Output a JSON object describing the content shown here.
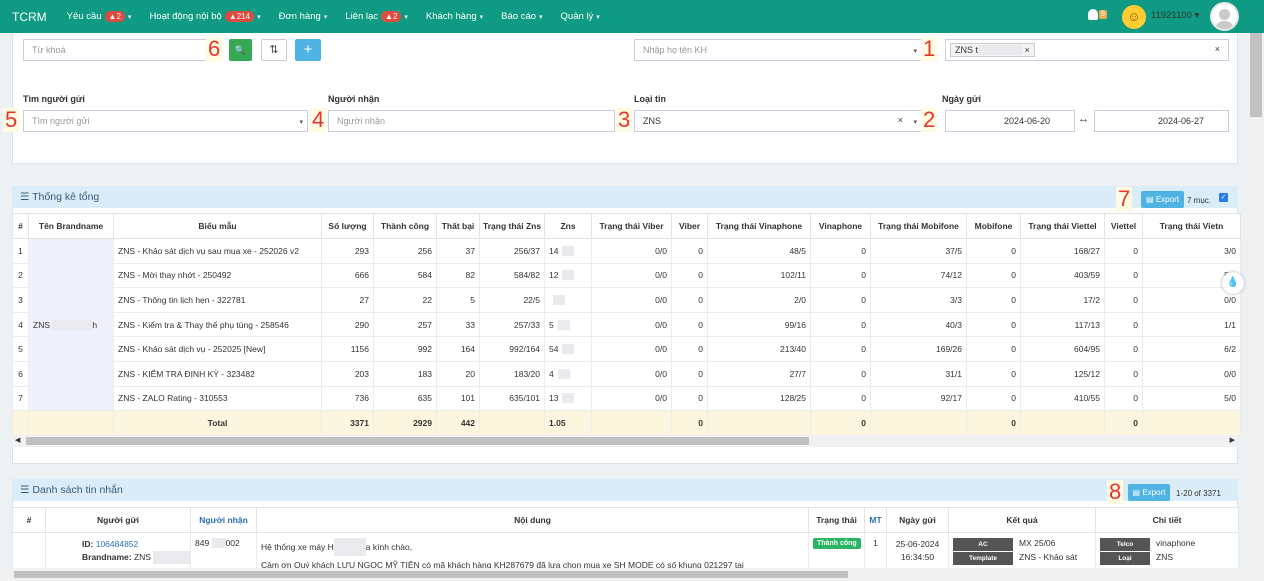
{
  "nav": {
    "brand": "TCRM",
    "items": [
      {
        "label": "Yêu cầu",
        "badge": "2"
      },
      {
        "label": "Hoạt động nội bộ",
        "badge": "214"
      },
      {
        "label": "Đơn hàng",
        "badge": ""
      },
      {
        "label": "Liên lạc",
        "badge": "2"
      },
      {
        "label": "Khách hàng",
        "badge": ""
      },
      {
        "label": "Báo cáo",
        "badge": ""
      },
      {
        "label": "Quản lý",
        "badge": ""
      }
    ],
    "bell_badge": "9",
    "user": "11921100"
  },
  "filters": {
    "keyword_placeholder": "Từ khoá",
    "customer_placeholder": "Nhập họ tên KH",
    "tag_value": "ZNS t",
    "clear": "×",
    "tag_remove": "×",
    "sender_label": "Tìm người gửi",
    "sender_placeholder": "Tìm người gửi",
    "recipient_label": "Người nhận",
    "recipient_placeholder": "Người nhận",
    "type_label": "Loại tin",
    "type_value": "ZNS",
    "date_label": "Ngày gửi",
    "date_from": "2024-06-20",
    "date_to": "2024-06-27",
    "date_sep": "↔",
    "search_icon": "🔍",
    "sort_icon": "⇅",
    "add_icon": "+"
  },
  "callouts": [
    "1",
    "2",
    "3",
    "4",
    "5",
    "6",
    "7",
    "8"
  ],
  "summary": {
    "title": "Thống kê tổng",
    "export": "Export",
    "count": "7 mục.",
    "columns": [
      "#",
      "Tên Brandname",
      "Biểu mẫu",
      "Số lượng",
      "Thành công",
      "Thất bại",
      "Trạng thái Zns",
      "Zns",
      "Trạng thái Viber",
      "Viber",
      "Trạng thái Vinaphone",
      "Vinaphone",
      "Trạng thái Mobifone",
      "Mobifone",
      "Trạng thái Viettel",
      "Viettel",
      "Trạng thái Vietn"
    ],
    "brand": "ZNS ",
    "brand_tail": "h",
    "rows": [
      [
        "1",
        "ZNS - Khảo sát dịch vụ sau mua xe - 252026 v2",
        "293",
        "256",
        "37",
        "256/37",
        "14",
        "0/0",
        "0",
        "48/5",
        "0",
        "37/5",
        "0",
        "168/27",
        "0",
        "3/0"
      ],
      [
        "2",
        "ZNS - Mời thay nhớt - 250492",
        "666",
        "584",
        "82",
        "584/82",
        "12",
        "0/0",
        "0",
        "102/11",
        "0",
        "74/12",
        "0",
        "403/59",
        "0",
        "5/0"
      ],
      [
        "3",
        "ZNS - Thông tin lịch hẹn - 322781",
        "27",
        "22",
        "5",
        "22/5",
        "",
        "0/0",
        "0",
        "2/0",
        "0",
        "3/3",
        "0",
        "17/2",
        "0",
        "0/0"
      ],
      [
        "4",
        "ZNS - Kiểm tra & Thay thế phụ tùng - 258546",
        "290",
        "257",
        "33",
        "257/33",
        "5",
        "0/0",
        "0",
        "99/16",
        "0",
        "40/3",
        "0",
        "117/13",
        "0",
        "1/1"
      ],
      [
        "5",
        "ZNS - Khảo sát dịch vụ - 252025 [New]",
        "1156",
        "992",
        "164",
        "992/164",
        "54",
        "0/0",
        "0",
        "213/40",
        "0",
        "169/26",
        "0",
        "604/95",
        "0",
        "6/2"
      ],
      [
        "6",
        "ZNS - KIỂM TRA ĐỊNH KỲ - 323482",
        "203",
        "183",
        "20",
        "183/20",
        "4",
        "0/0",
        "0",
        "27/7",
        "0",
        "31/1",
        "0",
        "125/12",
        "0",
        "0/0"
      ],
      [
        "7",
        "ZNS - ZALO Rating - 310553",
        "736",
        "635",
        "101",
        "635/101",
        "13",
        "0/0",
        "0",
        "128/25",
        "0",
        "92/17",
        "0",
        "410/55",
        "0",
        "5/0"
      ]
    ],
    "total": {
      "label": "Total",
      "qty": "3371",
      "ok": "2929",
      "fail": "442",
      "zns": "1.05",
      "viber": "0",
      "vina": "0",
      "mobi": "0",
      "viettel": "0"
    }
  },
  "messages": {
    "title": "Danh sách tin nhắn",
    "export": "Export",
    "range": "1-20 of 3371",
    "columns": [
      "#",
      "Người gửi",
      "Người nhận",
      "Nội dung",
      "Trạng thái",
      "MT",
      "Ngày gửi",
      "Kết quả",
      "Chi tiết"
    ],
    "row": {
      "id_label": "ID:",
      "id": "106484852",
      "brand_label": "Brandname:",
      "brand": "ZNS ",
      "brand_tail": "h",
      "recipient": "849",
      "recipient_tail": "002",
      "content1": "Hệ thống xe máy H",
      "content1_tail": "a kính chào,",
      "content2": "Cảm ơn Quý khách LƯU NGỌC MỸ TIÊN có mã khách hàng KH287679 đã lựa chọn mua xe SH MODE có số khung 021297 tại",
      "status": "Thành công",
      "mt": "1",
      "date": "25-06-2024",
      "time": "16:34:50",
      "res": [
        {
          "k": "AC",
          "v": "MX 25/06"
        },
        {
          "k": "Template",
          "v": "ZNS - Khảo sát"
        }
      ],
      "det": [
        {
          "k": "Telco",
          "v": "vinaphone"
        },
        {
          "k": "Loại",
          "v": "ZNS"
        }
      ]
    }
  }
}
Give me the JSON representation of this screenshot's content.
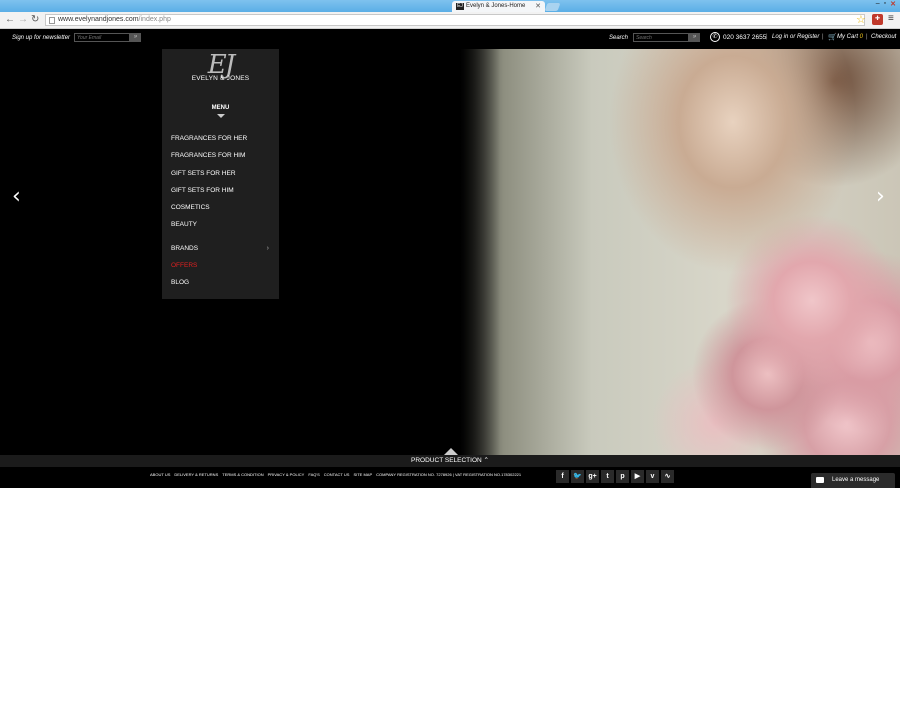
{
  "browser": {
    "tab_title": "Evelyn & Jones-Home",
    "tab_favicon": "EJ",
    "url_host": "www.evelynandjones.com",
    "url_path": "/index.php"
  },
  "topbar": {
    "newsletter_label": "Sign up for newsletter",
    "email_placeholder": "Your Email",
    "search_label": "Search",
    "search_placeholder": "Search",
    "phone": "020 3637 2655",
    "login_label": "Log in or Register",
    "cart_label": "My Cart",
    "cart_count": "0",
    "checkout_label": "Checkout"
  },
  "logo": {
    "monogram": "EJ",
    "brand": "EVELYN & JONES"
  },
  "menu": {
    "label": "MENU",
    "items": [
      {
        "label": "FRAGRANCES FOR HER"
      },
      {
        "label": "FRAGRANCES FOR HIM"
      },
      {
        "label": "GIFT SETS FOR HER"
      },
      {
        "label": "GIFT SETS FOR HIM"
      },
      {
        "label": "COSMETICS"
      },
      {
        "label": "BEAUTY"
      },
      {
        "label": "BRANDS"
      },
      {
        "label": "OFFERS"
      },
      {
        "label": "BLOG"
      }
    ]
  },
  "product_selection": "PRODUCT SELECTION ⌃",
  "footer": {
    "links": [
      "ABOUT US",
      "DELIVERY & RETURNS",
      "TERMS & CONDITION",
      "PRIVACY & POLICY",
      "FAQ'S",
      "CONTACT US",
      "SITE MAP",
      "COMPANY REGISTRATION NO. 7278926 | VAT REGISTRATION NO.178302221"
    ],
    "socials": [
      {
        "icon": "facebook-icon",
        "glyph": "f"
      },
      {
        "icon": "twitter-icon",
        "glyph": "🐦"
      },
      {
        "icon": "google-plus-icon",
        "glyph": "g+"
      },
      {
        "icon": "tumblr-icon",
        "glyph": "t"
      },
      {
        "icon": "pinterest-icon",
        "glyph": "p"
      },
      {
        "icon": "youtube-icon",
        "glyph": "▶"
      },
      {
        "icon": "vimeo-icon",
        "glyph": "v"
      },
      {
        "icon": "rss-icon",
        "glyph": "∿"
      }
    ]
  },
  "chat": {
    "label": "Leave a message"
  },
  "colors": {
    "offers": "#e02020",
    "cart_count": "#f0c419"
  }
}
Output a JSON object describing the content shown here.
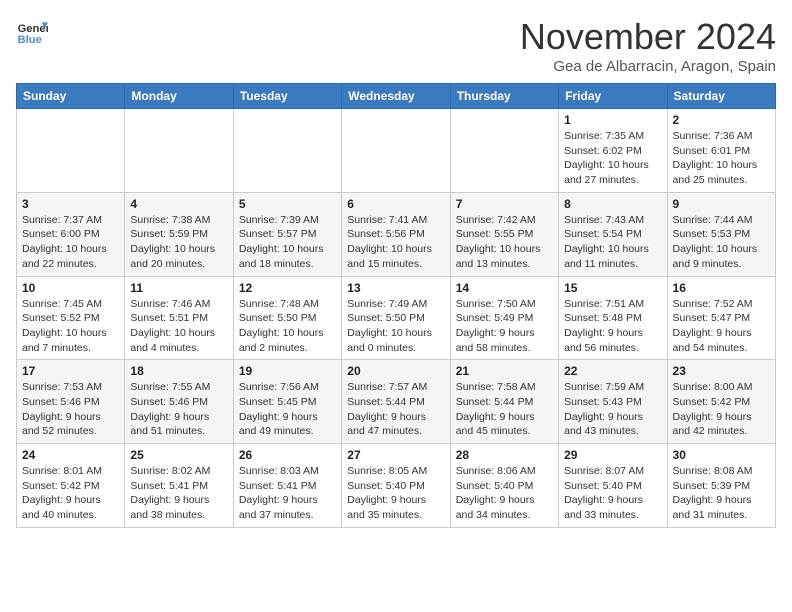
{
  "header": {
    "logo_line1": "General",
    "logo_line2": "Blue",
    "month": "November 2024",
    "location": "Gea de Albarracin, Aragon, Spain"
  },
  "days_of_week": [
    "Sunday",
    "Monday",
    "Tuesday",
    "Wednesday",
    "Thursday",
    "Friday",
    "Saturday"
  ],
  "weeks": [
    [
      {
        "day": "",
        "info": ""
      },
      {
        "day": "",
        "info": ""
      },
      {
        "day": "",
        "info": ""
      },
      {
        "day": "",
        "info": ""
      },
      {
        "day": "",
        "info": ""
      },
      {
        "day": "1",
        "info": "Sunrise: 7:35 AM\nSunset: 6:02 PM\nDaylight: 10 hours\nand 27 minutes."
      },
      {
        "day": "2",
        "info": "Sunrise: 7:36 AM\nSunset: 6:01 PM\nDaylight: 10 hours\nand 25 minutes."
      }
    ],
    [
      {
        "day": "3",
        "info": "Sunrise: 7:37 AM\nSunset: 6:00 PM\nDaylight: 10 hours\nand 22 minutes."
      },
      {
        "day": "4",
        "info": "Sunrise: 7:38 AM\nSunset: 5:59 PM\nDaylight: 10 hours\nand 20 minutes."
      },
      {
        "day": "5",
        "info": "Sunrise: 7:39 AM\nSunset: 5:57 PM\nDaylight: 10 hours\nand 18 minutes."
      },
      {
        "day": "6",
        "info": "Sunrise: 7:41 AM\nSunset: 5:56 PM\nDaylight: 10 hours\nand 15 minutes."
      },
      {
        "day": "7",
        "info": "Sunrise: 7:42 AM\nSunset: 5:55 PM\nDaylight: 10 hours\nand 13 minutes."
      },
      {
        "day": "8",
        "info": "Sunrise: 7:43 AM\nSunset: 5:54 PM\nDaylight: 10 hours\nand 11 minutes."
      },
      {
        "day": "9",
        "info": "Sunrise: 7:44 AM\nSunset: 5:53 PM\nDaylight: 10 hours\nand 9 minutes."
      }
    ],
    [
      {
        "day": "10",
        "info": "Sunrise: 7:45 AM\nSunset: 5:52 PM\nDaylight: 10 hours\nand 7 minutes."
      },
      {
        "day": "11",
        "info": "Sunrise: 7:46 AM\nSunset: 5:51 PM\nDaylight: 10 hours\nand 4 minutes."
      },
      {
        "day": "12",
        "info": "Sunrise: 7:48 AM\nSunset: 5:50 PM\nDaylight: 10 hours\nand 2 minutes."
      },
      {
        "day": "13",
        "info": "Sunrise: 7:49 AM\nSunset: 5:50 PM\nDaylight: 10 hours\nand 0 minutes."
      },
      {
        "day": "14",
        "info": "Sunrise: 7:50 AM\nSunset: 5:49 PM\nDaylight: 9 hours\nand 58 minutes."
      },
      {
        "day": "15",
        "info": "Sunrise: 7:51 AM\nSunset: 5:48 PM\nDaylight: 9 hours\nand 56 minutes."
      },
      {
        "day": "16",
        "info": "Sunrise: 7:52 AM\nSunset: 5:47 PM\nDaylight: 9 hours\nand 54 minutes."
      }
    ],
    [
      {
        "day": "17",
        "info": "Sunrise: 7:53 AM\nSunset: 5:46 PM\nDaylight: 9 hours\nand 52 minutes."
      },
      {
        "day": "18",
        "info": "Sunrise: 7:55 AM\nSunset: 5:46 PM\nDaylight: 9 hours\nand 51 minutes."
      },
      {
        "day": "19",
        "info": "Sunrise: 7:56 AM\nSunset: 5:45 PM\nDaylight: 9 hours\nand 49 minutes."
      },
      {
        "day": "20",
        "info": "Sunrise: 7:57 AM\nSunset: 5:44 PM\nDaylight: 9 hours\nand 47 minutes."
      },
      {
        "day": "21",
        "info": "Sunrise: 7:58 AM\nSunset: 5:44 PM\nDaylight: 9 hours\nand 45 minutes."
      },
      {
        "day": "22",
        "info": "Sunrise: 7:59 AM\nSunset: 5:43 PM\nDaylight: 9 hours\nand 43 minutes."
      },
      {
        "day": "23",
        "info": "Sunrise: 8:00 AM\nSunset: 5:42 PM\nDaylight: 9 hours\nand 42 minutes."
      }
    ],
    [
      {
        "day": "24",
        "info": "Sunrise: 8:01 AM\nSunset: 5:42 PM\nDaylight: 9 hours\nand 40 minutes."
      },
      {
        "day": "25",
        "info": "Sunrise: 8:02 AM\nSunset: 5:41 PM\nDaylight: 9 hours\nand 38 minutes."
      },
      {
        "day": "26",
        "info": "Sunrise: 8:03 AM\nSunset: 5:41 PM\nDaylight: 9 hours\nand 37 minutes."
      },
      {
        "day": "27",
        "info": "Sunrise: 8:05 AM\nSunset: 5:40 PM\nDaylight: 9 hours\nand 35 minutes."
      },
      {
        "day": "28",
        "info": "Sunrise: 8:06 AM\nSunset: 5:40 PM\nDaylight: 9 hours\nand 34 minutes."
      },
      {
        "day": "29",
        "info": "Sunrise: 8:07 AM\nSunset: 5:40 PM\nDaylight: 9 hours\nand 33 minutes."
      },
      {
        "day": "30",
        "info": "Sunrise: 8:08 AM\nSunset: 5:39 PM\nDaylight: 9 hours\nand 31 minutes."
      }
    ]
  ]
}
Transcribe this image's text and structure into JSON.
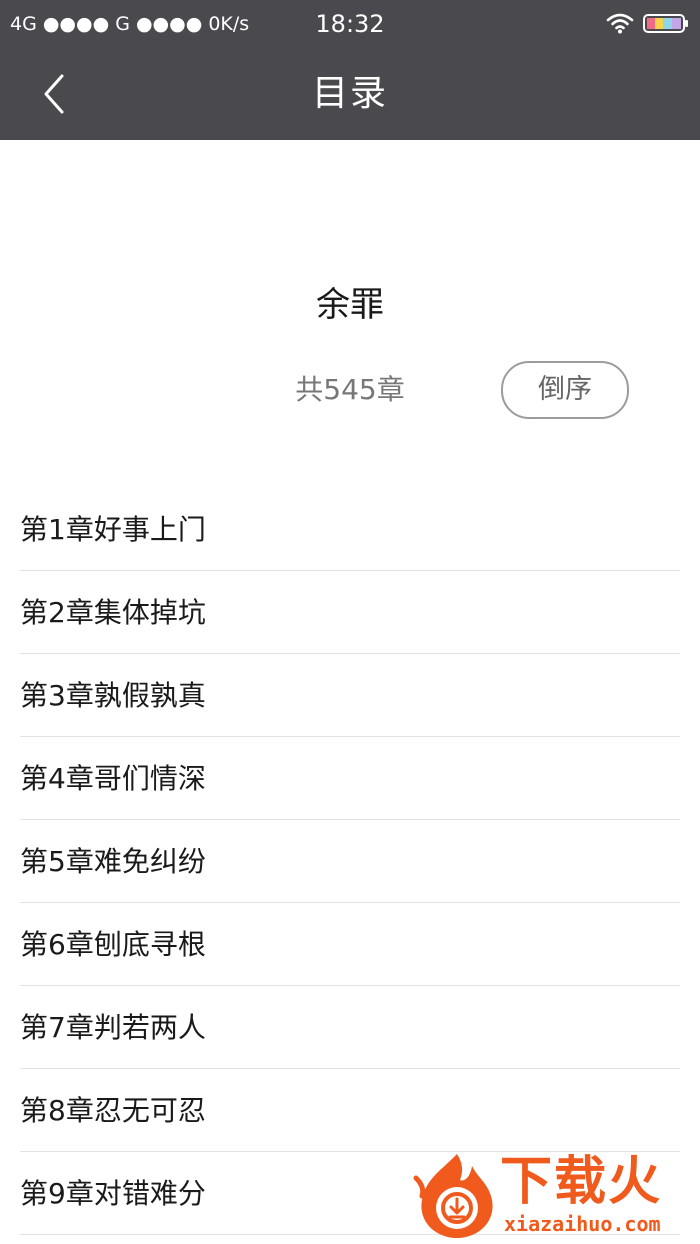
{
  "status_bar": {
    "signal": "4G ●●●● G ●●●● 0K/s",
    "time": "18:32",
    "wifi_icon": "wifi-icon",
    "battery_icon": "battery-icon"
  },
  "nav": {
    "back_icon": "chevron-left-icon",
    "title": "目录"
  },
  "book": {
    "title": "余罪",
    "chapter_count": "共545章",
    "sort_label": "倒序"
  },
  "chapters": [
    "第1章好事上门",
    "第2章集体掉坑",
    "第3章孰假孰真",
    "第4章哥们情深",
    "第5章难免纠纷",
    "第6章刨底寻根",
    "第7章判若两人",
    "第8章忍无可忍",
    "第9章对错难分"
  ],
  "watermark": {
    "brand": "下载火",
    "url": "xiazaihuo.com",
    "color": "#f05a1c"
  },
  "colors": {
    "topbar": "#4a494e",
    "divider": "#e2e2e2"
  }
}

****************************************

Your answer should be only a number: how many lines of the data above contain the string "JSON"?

**EXERCISE OUTPUT:** 4